Large Volume and Higher Value Payments with Wumbo 

With limits on channel sizes, Lightning Network node operators have historically been constrained in the amount of Bitcoin they can store on a Lightning Network channel. Wumbo refers to the removal of these channel size limits.

Support for Wumbo channels allows users to deposit and withdraw more money into Lightning Network channels, as well as send larger transactions. As a leader in Lightning Network Bitcoin payments for merchants, OpenNode fully supports Wumbo and has set a limit of 5 BTC Lightning Network transactions on the platform. 


What Else & What’s Next?

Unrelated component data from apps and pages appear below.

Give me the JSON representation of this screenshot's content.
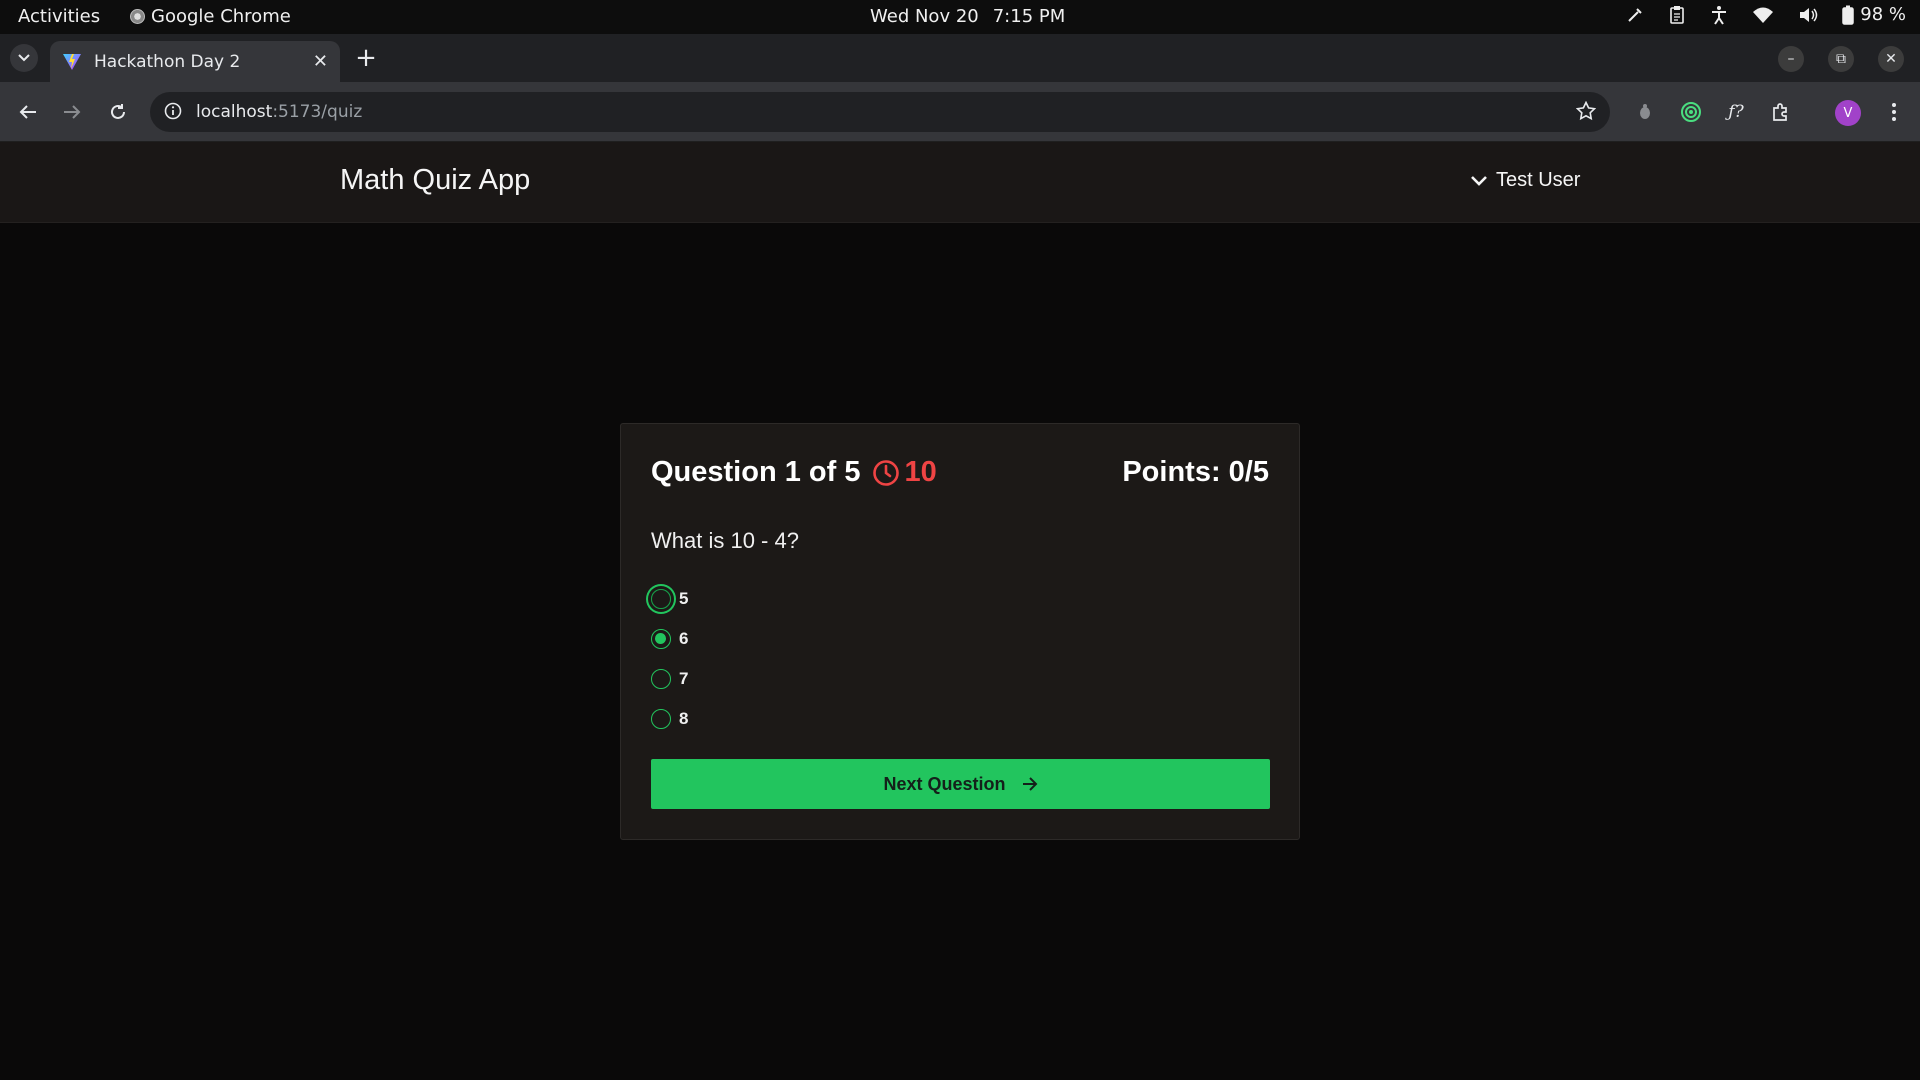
{
  "system_bar": {
    "activities": "Activities",
    "app_name": "Google Chrome",
    "date": "Wed Nov 20",
    "time": "7:15 PM",
    "battery": "98 %"
  },
  "browser": {
    "tab_title": "Hackathon Day 2",
    "url_host": "localhost",
    "url_path": ":5173/quiz",
    "profile_initial": "V"
  },
  "header": {
    "title": "Math Quiz App",
    "user_name": "Test User"
  },
  "quiz": {
    "question_label": "Question 1 of 5",
    "timer": "10",
    "points": "Points: 0/5",
    "question": "What is 10 - 4?",
    "options": [
      {
        "label": "5",
        "checked": false
      },
      {
        "label": "6",
        "checked": true
      },
      {
        "label": "7",
        "checked": false
      },
      {
        "label": "8",
        "checked": false
      }
    ],
    "next_label": "Next Question"
  },
  "colors": {
    "accent": "#22c55e",
    "timer": "#ef4444",
    "card_bg": "#1c1917",
    "page_bg": "#0a0909"
  }
}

Continuing to identify & implement improvements

Even though the Lightning Network is fully operational today, there are still some limitations and vulnerabilities that need to be addressed for the Lightning Network to scale the entire Bitcoin ecosystem. Teams like Lightning Labs, ACINQ, and Blockstream are building on Lightning Network infrastructure every day and continuing to advance the network but with payment technology, perfection cannot be rushed. 

New applications and use cases

As the growth of the Lightning Network continues, expect to see new businesses and applications accepting Bitcoin Lightning Network payments. The Lightning Network provides the perfect payment infrastructure with instant low-cost transactions so it’s only a matter of time till more businesses start using it. Bitcoin transactions on the Lightning network will be the future of microtransactions on the internet.


At OpenNode, we are strong believers in Bitcoin and are committed to the adoption of the Lightning Network by merchants and payers around the world. We support the Lightning Network as the scaling solution for Bitcoin and will continue to build our payment infrastructure on the protocol’s foundations. 

References 

Ryan is the Head of Marketing for OpenNode and a writer for the OpenNode Blog. He is responsible for the OpenNode marketing efforts and contributes to content creation for the OpenNode blog. With a background in marketing and communication, Ryan understands how to create marketing strategies to grow OpenNode and expand the Bitcoin Network.